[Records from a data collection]
═══

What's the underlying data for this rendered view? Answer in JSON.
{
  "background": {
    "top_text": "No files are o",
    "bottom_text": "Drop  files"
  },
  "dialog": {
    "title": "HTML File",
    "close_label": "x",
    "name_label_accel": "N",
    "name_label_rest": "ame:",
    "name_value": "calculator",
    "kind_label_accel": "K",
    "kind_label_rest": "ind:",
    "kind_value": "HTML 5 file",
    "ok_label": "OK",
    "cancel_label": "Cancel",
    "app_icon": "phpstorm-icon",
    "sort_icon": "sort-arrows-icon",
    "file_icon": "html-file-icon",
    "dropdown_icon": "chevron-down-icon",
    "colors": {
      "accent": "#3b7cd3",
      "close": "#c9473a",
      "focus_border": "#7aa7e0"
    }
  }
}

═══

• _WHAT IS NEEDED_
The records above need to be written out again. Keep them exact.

• _RESULT BELOW_
What's the underlying data for this rendered view? Answer in JSON.
{
  "background": {
    "top_text": "No files are o",
    "bottom_text": "Drop  files"
  },
  "dialog": {
    "title": "HTML File",
    "close_label": "x",
    "name_label_accel": "N",
    "name_label_rest": "ame:",
    "name_value": "calculator",
    "kind_label_accel": "K",
    "kind_label_rest": "ind:",
    "kind_value": "HTML 5 file",
    "ok_label": "OK",
    "cancel_label": "Cancel",
    "app_icon": "phpstorm-icon",
    "sort_icon": "sort-arrows-icon",
    "file_icon": "html-file-icon",
    "dropdown_icon": "chevron-down-icon",
    "colors": {
      "accent": "#3b7cd3",
      "close": "#c9473a",
      "focus_border": "#7aa7e0"
    }
  }
}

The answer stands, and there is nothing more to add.